The one who grew up in Greece specializes in working on computers, where he plugs numbers into a model, runs simulated tests and generates information. His collaborator, who was raised near Boston, works with physical models, testing, tinkering and changing objects in real life.
Together, these two mechanical engineers who work at Stony Brook, recently won a $1 million grant from the U.S. Department of Energy to develop and test a patented design they hope improves the efficiency and reduces the emissions of car engines.
“The heart of what we do,” said Benjamin Lawler, an assistant professor in mechanical engineering, speaking broadly about his research interests, “is to look at the way our society works, look for inefficiencies and look for ways we can improve upon them.”

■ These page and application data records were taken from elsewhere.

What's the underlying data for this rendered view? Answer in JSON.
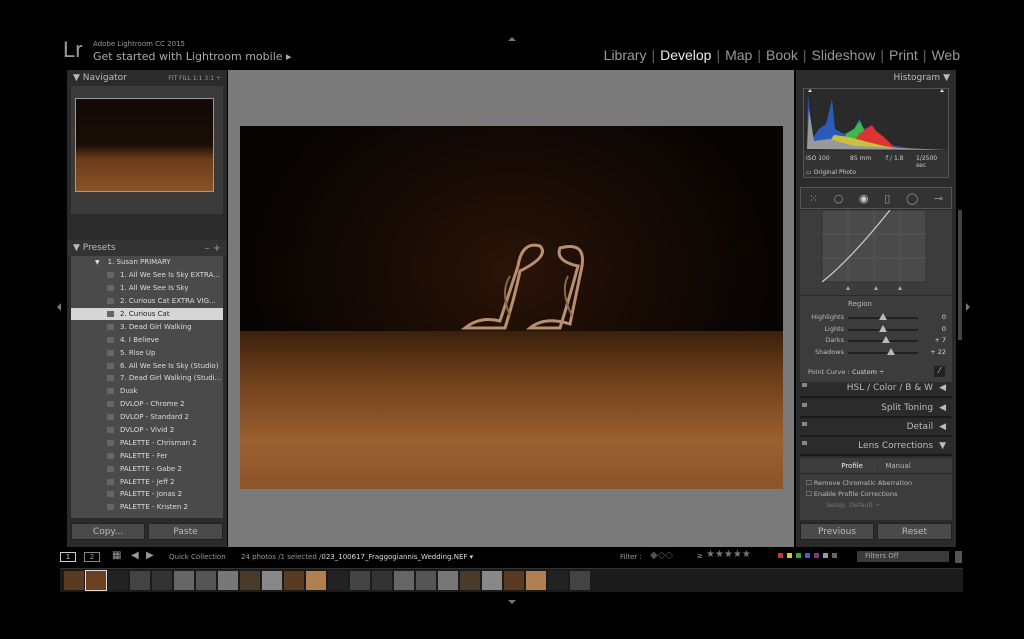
{
  "app": {
    "logo": "Lr",
    "name": "Adobe Lightroom CC 2015",
    "mobile_prompt": "Get started with Lightroom mobile ▸"
  },
  "modules": [
    "Library",
    "Develop",
    "Map",
    "Book",
    "Slideshow",
    "Print",
    "Web"
  ],
  "active_module": "Develop",
  "navigator": {
    "title": "Navigator",
    "zoom": "FIT   FILL   1:1   3:1 ÷"
  },
  "presets": {
    "title": "Presets",
    "controls": "–  +",
    "folder": "1. Susan PRIMARY",
    "items": [
      "1.  All We See Is Sky EXTRA...",
      "1. All We See Is Sky",
      "2.  Curious Cat EXTRA VIG...",
      "2. Curious Cat",
      "3. Dead Girl Walking",
      "4. I Believe",
      "5. Rise Up",
      "6. All We See Is Sky (Studio)",
      "7. Dead Girl Walking (Studi...",
      "Dusk",
      "DVLOP - Chrome 2",
      "DVLOP - Standard 2",
      "DVLOP - Vivid 2",
      "PALETTE - Chrisman 2",
      "PALETTE - Fer",
      "PALETTE - Gabe 2",
      "PALETTE - Jeff 2",
      "PALETTE - Jonas 2",
      "PALETTE - Kristen 2"
    ],
    "selected": "2. Curious Cat"
  },
  "left_buttons": {
    "copy": "Copy...",
    "paste": "Paste"
  },
  "histogram": {
    "title": "Histogram",
    "iso": "ISO 100",
    "focal": "85 mm",
    "aperture": "f / 1.8",
    "shutter": "1/2500 sec",
    "original_photo": "Original Photo"
  },
  "tone_curve": {
    "region_title": "Region",
    "sliders": [
      {
        "label": "Highlights",
        "value": "0",
        "pos": 0.5
      },
      {
        "label": "Lights",
        "value": "0",
        "pos": 0.5
      },
      {
        "label": "Darks",
        "value": "+ 7",
        "pos": 0.54
      },
      {
        "label": "Shadows",
        "value": "+ 22",
        "pos": 0.61
      }
    ],
    "point_curve_label": "Point Curve :",
    "point_curve_value": "Custom ÷"
  },
  "sections": [
    {
      "label": "HSL  /  Color  /  B & W",
      "state": "◀"
    },
    {
      "label": "Split Toning",
      "state": "◀"
    },
    {
      "label": "Detail",
      "state": "◀"
    },
    {
      "label": "Lens Corrections",
      "state": "▼"
    }
  ],
  "lens": {
    "tabs": [
      "Profile",
      "Manual"
    ],
    "checkboxes": [
      "Remove Chromatic Aberration",
      "Enable Profile Corrections"
    ],
    "setup_label": "Setup",
    "setup_value": "Default ÷"
  },
  "right_buttons": {
    "previous": "Previous",
    "reset": "Reset"
  },
  "bottombar": {
    "screen1": "1",
    "screen2": "2",
    "source": "Quick Collection",
    "count": "24 photos /1 selected /",
    "filename": "023_100617_Fraggogiannis_Wedding.NEF ▾",
    "filter_label": "Filter :",
    "gte": "≥",
    "filters": "Filters Off"
  },
  "colors": {
    "accent_text": "#eeeeee",
    "panel": "#2b2b2b",
    "label_colors": [
      "#c33",
      "#cc3",
      "#3a3",
      "#36c",
      "#838",
      "#999",
      "#666"
    ]
  }
}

With a proposal to work with an onboard fuel reformer, Lawler, who is originally from Swampscott, Massachusetts, and Sotirios Mamalis, who was raised in Athens, Greece, won one of eight DOE grants awarded to research teams around the country that are exploring similar ways to improve vehicle technology.
The two engineers met when they were Ph.D. students at the University of Michigan. They had the same advisor, Dennis Assanis, who is now the provost at Stony Brook and a professor in the Department of Mechanical Engineering.
Assanis said these engineers faced stiff competition against people with similar backgrounds from around the world. “They prevailed over a pool of talented applicants,” Assanis said, adding that he has “tremendous confidence in their abilities.”
Stony Brook has been building its mechanical engineering department, among others at the campus, and hopes to nearly double the number of faculty within the next five years, Assanis said. He would like mechanical engineering to be “one of our strong pillars” for academic research.
Lawler and Mamalis are looking at improving the practical application of an existing technology called Reactivity Controlled Compression Ignition. These type of engines require two different types of fuel, which limits their use.
“Concepts that use two fuels haven’t worked out well,” Assanis said.
Lawler and Mamalis are hoping to improve on the use of an onboard fuel reform system that will change the chemical composition of one type of gas into two, enabling more consumer vehicles to benefit from the RCCI technology.
An onboard fuel reformer will “take a fuel and partially react it, changing its chemical composition into a different mixture,” Lawler said.
Using funds from the grant for the next three years, Lawler and Mamalis will test conventional gas, diesel and natural gas to see if their approach to the fuel reformer can expand the application of this technology.
Mamalis said he expects, based on the literature and the properties of the parent fuels, that conventional gas will be the best candidate for the process.
Lawler and Mamalis said they face a number of hurdles to make their approach viable.
“One of the personal concerns I have is whether there’s enough difference between the parent fuel and what it gets reformed into,” Lawler said.
Assanis, who is a co-principal investigator on the grant, said there’s “very good potential” for this fuel reformer, although he, too, recognized the difficulties along the way.
“We can’t have a reformer that takes too much space and we need to keep the weight low,” Assanis said. Still, this kind of research could lead to advances in the technology. “We need to walk before we drive,” said Assanis.
If the work on this project shows some promise, and Lawler and Mamalis generate improved efficiency and lower emissions, they would likely submit more grants and, down the road, look to attract a commercial partner.
Stony Brook “wants to give back to the community” with its innovations, Assanis said. If this proves effective, the researchers could license it to others or they might form a start-up company with university investors.
In addition to the internal combustion engine work, the duo is working on a study funded by the Advanced Research Projects Agency-Energy that relates to stationary electrical power generation.
Assanis said this is one of four ARPA-E awards Stony Brook faculty have received recently, that total a combined $6.5 million.
“It’s hard to get these grants,” Assanis said. “We’ve gotten four awards at the same time in different areas. This shows you where we want to go.”
Lawler and Mamalis said they are working to learn each other’s domains, as Mamalis has improved Lawler’s knowledge of computer modeling and Mamalis is spending more time working with the machine parts in the lab.
A resident of Stony Brook, Lawler said Long Island is similar to where he grew up. The differences are more dramatic for Mamalis, who speaks Greek, English and German. Mamalis said he has a “professional opportunity to grow that he wouldn’t have in Greece,” and he appreciates the proximity to New York City.
The two assistant professors worked with one graduate student in their lab last semester. This semester, they have five graduate students.
Assanis expressed confidence in the professional collaborations of these two mechanical engineers. “They are a good partnership,” Assanis said and he sees how “well they complement each other.”